his grip on the AK-47 and dream
of night on the edge of the jungle.
They brought him Rodin, Matisse,
Rembrant van Rijn, and Blake,
but all he would see was
Bosch and Goya, and then
only by the light of fading candles.
They brought him the String Quartet
in A Major played on Strads
and Guarnaris, but he
wanted the retort of the howitzer
the crump of the mortar,
the screams of the child.
They brought him his child
wrapped in bandages
missing fingers and toes,
and all he wanted was
the nursery, a newborn
in swaddling, suckling her breast
as he stroked her head
and remembered the moment
of her creation.

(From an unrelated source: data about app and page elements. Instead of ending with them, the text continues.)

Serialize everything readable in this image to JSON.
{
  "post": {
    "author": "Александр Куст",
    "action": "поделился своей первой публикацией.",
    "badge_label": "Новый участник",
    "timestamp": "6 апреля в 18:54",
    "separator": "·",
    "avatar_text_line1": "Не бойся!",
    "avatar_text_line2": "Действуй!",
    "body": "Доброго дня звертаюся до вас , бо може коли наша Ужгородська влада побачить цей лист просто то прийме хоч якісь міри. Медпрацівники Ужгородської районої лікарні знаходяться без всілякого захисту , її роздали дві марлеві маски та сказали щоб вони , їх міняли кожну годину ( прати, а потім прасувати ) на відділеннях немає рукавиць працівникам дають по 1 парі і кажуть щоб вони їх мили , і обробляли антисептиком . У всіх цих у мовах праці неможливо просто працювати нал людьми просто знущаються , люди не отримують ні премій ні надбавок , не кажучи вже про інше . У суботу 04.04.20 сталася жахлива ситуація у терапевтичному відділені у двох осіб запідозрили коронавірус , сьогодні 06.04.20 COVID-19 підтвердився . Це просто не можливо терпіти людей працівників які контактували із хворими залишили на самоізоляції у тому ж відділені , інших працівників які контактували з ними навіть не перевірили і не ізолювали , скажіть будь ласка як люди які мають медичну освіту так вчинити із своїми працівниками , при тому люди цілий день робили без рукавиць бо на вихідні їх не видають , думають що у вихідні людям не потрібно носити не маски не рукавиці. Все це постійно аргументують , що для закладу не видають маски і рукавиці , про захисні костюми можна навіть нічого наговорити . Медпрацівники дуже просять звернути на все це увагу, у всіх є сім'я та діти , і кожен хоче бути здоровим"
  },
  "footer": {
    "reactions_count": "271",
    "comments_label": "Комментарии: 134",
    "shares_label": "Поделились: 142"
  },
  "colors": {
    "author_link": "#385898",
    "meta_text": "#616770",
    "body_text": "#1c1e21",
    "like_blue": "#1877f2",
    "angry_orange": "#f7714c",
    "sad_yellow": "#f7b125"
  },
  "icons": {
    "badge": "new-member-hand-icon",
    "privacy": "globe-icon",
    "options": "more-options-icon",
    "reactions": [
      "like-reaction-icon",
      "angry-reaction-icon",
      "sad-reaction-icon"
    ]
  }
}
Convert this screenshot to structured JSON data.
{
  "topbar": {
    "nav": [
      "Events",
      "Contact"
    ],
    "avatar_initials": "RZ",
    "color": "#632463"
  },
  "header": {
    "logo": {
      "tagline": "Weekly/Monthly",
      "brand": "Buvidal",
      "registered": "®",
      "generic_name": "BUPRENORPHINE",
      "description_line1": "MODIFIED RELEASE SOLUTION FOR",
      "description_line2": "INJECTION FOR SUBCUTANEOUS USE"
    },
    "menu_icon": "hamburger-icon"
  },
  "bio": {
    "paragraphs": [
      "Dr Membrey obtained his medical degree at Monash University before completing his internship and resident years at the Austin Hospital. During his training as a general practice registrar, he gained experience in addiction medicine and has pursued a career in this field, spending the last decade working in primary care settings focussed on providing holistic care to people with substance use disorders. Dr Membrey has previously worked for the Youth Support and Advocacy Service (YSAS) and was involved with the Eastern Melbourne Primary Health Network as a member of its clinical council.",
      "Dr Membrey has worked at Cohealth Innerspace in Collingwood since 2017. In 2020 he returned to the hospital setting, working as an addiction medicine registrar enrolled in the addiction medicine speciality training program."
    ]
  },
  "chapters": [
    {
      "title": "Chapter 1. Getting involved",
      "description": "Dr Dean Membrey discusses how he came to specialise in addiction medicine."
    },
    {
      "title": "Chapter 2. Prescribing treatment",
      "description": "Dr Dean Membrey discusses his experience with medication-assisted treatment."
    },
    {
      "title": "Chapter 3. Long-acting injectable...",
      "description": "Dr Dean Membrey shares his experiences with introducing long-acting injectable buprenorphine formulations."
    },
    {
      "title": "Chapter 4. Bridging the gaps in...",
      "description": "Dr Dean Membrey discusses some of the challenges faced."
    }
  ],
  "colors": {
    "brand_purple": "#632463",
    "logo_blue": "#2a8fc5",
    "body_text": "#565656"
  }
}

First published in The Right to Depart, Plainview Press (2008)

BAGHDAD VILLANELLE

We enter, the conquering heroes,
drive quickly through the city’s core.
We leave a crude division in our throes.

We expected flowers, not blows
of an angry mob, to be adored.
We enter, the conquering heroes.

An old man sits in a small café, he knows
what will come of this, a festering sore.
we leave a crude division in our throes

that builds, wells up. We depose
a tyrant. You’re a new tyrant they roar.
We enter, the conquering heroes,

at home, on TV we watch the blows
rain down on the prisoners, huddled on the floor.
We leave a crude division in our throes.

We do not see bodies arrive, only rows
of new headstones, the President will say no more.
We enter, the conquering heroes;
we leave a crude division in our throes.


First appeared in Thema, Vol. 20, No. 1 (2008), and later in The Right to Depart, Plainview Press (2008)

BROKEN BOW

This poem was recently published in the first issue of a new journal, Punt Volat.  You can find it here:

https://puntvolatlit.com/issues/winter-2019


Early this afternoon, a Kenworth
semi pulling a 53-foot trailer
rolled down Nebraska route 92
and entered the limits of Broken Bow.

The importance of this event,
while not yet obvious, will, I
promise, become so soon enough
if you only remain patient.

As this was happening, rockets
launched from Gaza rained down
on Israel, and quickly the IDF jets
responded, killing 19, more

than half of those civilians according
to Palestinian authorities, but no one
was terribly surprised, as it had
became a question of when not if.

Peace is, we have learned, that
Holy Grail, denied to those who want it
but will not sacrifice themselves
or concede egos to try to attain it.

The semi pulled in behind the Dollar
General on South E Street, too late
to offload, and the driver walked
over to the Bonfire Grill for a beer.

NAM

He said, “I survived the war,
was up to my armpits in water
wading through the night
through the rice plants
that would never bear grain
once we called in the orange.
I walk through minefields,
the noise a deafening silence
since the only sound that mattered
was the click that shouted death
You think Ii have issues now
and in your mind I certainly do
but you my issues didn’t go away
like Jamie’s, he heard that click and a moment
later his issues were gone, and the moon
was painted blood red that night
and it inhabits my dreams still.